### App and web page records

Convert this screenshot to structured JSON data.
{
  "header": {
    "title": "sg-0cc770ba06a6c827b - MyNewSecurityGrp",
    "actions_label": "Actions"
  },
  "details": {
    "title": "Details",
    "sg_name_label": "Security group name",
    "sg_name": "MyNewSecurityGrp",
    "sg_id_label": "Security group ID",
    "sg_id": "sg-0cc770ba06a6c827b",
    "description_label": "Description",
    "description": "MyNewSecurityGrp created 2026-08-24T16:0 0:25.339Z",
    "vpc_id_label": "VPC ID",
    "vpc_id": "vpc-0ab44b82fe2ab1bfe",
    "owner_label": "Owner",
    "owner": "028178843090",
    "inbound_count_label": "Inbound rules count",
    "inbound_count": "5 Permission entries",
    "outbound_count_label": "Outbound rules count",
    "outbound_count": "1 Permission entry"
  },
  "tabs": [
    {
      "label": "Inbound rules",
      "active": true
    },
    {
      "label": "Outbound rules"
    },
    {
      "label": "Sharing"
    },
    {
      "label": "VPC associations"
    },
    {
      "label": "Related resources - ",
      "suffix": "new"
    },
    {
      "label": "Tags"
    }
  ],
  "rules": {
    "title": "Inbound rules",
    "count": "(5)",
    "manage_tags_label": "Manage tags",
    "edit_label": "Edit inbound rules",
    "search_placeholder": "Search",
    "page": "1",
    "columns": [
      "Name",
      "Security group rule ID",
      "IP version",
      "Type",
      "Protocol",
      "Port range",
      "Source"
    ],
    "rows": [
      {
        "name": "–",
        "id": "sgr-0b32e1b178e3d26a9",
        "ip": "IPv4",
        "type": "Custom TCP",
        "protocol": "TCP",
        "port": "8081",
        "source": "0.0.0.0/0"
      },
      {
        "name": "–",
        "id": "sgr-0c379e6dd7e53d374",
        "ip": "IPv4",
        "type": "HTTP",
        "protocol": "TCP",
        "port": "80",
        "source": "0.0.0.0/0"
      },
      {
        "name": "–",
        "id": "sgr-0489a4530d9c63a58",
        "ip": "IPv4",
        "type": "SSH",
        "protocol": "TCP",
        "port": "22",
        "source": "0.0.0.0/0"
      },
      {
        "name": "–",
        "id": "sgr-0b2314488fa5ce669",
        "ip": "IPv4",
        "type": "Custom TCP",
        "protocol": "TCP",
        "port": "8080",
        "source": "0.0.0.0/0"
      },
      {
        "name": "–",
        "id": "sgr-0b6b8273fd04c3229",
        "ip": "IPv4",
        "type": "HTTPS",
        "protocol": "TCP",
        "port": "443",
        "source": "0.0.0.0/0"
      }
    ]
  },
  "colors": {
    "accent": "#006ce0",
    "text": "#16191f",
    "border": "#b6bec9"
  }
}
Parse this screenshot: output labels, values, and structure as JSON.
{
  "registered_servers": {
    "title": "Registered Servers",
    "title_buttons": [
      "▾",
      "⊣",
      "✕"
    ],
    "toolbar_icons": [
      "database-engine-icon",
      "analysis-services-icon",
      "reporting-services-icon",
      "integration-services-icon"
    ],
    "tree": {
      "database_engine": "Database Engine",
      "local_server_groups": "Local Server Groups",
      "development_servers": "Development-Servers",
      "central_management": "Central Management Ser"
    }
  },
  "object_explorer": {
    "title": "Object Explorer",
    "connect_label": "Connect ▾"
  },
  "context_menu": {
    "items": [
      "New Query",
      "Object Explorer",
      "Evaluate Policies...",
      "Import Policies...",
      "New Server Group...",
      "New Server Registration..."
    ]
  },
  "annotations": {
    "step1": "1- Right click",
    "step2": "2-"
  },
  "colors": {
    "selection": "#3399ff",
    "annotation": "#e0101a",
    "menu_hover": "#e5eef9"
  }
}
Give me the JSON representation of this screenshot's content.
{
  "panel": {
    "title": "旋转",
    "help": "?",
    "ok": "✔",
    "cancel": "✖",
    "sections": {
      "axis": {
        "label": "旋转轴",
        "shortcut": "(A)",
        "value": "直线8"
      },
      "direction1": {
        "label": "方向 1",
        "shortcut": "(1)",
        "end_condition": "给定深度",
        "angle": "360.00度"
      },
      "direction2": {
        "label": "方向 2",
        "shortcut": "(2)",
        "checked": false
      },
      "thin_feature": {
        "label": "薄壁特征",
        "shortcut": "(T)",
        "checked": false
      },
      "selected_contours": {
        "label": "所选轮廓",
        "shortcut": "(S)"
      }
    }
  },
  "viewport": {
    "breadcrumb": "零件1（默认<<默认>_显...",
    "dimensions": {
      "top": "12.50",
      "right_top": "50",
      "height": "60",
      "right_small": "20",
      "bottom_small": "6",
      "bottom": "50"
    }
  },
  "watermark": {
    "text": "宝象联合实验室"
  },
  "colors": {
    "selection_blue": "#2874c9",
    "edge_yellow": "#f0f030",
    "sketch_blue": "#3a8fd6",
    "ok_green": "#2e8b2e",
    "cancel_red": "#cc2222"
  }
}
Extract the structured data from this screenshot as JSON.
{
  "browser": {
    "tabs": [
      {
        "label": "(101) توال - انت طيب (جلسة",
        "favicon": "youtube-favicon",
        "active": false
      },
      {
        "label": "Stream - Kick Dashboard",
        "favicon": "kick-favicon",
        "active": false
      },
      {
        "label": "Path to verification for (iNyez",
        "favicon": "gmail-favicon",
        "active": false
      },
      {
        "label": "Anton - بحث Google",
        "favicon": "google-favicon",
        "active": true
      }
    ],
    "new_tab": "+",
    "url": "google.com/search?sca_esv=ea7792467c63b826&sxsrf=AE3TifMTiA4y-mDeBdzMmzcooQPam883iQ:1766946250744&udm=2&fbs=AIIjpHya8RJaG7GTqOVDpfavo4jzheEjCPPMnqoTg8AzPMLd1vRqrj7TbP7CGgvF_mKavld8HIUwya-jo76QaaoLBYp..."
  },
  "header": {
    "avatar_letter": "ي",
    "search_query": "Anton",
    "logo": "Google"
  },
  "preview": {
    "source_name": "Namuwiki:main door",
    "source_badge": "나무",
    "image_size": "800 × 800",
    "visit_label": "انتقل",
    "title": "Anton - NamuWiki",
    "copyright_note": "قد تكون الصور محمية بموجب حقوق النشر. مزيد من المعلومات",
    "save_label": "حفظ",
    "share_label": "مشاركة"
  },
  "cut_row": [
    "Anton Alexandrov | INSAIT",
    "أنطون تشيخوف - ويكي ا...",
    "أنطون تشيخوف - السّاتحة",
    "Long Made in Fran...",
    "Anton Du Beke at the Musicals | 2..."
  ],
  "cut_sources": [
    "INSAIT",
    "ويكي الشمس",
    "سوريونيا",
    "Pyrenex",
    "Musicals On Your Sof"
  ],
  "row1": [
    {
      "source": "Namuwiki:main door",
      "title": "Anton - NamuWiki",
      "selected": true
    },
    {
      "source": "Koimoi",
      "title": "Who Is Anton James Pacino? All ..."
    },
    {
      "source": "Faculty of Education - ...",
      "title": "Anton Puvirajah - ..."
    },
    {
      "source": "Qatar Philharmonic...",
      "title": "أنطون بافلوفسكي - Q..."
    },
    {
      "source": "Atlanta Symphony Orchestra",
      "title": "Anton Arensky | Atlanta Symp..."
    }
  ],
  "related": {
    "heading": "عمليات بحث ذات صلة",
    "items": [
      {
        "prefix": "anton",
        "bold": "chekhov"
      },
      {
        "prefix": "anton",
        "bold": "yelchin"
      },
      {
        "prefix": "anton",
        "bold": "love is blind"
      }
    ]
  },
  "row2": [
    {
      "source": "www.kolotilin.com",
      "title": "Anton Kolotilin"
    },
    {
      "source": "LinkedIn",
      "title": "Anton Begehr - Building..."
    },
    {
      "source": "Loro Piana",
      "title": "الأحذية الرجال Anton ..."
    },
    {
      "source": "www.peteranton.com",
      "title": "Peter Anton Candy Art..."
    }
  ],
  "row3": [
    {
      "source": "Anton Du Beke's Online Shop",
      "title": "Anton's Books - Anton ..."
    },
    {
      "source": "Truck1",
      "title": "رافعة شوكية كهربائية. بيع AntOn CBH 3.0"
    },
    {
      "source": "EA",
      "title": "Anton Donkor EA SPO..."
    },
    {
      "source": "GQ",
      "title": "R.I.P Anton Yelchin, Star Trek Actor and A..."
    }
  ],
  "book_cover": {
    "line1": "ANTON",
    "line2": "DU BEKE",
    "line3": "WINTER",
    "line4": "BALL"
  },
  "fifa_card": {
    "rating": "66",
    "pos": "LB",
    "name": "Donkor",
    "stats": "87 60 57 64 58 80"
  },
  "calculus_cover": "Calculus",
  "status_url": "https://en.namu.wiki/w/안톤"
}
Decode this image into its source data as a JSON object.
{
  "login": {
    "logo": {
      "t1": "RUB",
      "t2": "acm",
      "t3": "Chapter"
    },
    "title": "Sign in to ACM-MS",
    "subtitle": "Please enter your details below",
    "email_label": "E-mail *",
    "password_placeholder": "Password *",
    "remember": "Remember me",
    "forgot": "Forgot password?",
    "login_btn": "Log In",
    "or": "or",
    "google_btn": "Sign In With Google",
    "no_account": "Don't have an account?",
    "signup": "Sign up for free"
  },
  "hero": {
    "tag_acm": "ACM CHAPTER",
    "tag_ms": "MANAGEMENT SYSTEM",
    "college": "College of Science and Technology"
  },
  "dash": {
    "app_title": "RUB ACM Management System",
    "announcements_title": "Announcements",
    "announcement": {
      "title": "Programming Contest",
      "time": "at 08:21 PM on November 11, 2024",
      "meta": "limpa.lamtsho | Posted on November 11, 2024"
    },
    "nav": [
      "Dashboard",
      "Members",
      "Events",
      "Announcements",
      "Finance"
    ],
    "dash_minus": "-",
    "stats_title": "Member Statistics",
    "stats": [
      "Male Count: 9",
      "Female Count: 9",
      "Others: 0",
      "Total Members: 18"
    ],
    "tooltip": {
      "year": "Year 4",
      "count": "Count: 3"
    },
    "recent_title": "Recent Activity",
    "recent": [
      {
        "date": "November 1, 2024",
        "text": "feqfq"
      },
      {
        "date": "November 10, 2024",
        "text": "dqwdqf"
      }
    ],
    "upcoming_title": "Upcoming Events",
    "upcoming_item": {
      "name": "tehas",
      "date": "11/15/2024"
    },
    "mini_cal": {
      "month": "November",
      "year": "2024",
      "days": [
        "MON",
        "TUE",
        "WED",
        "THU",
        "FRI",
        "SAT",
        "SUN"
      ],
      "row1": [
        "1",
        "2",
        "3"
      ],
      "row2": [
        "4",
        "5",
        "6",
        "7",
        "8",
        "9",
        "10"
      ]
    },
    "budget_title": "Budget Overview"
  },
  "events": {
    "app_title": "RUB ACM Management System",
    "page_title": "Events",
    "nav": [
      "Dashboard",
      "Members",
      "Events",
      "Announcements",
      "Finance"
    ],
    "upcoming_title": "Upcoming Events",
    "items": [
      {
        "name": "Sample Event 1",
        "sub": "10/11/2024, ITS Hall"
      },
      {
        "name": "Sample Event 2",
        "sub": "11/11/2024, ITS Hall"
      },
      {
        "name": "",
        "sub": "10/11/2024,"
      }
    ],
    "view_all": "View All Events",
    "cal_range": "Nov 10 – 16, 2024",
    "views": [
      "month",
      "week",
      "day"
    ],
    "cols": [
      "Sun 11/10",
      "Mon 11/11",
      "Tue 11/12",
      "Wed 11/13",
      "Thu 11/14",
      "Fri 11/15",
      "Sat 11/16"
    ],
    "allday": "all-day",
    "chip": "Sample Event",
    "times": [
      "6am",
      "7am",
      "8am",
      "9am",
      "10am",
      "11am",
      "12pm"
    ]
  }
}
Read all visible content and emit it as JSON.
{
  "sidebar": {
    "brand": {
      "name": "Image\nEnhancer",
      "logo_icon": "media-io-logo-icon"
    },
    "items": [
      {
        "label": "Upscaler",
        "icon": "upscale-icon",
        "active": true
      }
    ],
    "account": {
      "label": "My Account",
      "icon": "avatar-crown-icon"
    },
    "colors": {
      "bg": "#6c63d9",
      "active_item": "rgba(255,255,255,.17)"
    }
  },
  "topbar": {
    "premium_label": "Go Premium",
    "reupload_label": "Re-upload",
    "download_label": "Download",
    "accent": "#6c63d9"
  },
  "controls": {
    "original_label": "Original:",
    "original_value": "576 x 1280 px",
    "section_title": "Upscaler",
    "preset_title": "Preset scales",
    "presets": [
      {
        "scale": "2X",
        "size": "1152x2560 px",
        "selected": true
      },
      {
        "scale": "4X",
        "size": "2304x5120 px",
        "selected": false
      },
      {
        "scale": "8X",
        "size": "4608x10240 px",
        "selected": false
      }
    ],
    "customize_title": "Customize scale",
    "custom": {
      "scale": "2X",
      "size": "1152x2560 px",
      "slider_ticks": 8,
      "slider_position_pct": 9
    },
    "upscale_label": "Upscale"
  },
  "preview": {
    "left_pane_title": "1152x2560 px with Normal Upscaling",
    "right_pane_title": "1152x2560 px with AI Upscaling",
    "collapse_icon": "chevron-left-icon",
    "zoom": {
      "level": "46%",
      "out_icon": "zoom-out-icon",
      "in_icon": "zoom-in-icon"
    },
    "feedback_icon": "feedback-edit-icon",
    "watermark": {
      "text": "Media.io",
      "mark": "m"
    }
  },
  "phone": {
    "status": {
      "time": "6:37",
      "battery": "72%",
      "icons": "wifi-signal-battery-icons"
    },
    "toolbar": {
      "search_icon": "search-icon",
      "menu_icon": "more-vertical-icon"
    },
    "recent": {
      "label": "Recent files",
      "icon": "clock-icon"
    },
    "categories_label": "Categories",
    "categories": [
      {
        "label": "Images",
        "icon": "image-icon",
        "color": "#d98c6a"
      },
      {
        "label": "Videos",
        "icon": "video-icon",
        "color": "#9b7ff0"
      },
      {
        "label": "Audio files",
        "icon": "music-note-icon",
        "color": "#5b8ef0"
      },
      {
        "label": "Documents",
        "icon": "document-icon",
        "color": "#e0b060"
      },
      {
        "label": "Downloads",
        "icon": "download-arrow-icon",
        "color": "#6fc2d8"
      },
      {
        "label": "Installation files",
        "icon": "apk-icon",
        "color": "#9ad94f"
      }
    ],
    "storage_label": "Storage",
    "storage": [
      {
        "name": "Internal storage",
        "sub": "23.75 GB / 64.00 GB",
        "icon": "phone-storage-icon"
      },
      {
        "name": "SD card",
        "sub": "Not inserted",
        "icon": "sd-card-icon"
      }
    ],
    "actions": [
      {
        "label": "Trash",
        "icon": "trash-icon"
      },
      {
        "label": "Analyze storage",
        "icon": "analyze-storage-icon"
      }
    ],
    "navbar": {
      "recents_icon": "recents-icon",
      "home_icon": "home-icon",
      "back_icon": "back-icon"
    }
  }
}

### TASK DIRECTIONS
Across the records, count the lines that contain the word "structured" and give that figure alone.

### RESPONSE BELOW
2